Why Theresa May Is Only Half Right: The Real Problem With the Bank of England

Mark Carney BOE
Governor of the Bank of England Mark Carney, London, England, June 16. The Bank of England governor recognises that free-market capitalism is unpopular. Dan Kitwood/Getty

On Thursday, the Bank of England's Monetary Policy Committee will vote to keep interest rates at 0.25 percent and continue with its programme of "quantitative easing" (QE). The announcement comes after a couple of weeks of unprecedented debate between politicians and the Bank of England over the future of monetary policy.

Theresa May's speech at the Tory party conference in October included a surprising recognition of what many critics have long been a rguing: "While monetary policy with super low rates and quantitative easing have provided emergency medicine, we have to acknowledge some of the bad side effects. People with assets have got richer, while people without have not… A change has got to come."

After the PM had thrown her punches, a number of senior Conservative MPs lined up to publicly criticize the Bank of England. The media speculated that Carney might leave his role early due to the attacks he was getting, although those rumors were quashed this week when he insisted he would actually stay longer than originally planned.

But it's clear that May was making a valid point. QE has increased inequality and had negative side-effects. It benefits the top 10 percent of the population with an artificial increase in wealth, with limited benefits for anybody else. Its effects are political and need more scrutiny from politicians. And the significance of such a senior politician making these remarks shouldn't be underestimated. Over the last couple of decades there has been a broad consensus that the Bank of England should be left to carry out monetary policy in total isolation from the government's fiscal policy. That consensus is beginning to break.

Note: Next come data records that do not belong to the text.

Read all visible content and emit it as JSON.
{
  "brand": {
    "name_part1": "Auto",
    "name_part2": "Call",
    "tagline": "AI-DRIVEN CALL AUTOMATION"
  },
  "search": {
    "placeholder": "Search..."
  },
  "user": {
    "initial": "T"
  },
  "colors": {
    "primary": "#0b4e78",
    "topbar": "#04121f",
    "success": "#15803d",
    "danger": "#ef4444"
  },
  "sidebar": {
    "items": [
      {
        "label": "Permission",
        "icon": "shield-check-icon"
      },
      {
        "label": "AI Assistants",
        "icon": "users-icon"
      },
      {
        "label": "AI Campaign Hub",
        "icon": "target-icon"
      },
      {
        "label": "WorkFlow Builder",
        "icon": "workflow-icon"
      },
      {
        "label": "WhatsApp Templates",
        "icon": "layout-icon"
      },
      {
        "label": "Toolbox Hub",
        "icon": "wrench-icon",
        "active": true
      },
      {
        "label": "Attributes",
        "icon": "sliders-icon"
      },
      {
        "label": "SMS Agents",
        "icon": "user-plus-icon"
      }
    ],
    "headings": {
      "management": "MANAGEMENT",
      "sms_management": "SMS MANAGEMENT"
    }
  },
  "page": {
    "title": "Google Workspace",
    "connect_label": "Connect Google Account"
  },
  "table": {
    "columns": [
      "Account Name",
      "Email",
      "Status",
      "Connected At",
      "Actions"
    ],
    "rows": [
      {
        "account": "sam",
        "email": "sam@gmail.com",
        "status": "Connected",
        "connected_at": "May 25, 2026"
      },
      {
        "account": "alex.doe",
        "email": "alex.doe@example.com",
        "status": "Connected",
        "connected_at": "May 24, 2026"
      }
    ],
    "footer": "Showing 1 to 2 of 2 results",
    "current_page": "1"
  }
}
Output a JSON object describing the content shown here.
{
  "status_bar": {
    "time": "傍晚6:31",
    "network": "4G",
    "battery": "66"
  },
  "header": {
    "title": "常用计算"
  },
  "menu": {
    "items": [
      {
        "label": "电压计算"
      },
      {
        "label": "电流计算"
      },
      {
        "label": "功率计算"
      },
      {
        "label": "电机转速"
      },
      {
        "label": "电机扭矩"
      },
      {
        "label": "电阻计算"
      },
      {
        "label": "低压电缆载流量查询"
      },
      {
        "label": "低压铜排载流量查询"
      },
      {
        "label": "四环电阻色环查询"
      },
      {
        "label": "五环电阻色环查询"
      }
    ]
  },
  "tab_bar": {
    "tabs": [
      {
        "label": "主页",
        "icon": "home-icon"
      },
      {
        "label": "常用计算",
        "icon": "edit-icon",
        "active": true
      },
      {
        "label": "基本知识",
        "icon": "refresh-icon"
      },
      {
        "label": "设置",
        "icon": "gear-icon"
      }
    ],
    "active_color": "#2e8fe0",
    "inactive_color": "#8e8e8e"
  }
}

But the PM and her supporters were simply pointing the finger of blame at the Bank rather than acknowledging alternatives are on the table. Other commentators pointed out that May's comments distract from the role that fiscal policy — taxation and spending — has played in increasing inequality, and use the Bank of England as a scapegoat. Perhaps they can now be pushed to truly engage in the debate around the problems with monetary and fiscal policy, and look at the promising alternatives on the table.

Many economists are pointing out that monetary policy around the world is in an intellectual crisis. QE is increasing inequality, and low interest rates simply encourage more borrowing in an economy burdened with dangerous levels of private debt. The tools of monetary policy are broken. It's time to rethink the Bank's mandate and tools. Following the criticism coming from the Prime Minister's office, you'd be forgiven for not knowing that it's actually the government's responsibility to set the mandate of the Bank and the tools it can use. So if May and Philip Hammond want to rethink the role of monetary policy in building a more balanced and fair economy, they alone have the power and authority to do so.

They could start by looking at the question of "corporate QE." The Bank of England revealed details of its plans to buy £10 billion ($12.3 billion) of corporate bonds (the debt of large corporations) through its new QE programme. It follows a similar programme of corporate QE being undertaken by the European Central Bank, which has come under criticism. Carney explained that to qualify, the companies would have to make a "material contribution to the U.K. economy." So many were shocked when the list included foreign-owned corporations with very limited U.K. operations, such as Apple and AT&T. It strikes many people as extraordinary that the Bank should be picking and choosing companies like this at all. David Blanchflower, a former MPC member, described the Bank's corporate bond purchases as "unmandated fiscal policy."

If central banks are picking corporate bonds to buy with the newly created money, why can't it try harder to get that money directly into the real economy? Rather than pump money into financial markets, economists and campaigners are calling for new money created via QE to be spent through the government into the real economy on either investment in infrastructure, housebuilding, or a cash payment to citizens. Known as "QE for People" or "monetary financing," under this proposal, new money would be created by the central bank — just like QE — but would then be spent directly into the economy by the government. This would boost investment, employment, and incomes. This approach would also require the Treasury and Bank of England to think through how monetary and fiscal policy should work together to create a fairer, more balanced economy.

This might sound radical, but compare it to the current extraordinary situation. Today, it's considered good and desirable if banks create money, regardless of whether they use it to lend to businesses or to blow up property bubbles. It's acceptable for central banks to pump billions of newly created money into financial markets, or uses it to lower the cost of corporations that are already sitting on huge piles of cash. However, it's taboo to suggest that the central bank could create money and get this money into the real economy through government spending. It's time to break that taboo.

Fran Boait is executive director of Positive Money, which campaigns for a fair, democratic and sustainable money and banking system.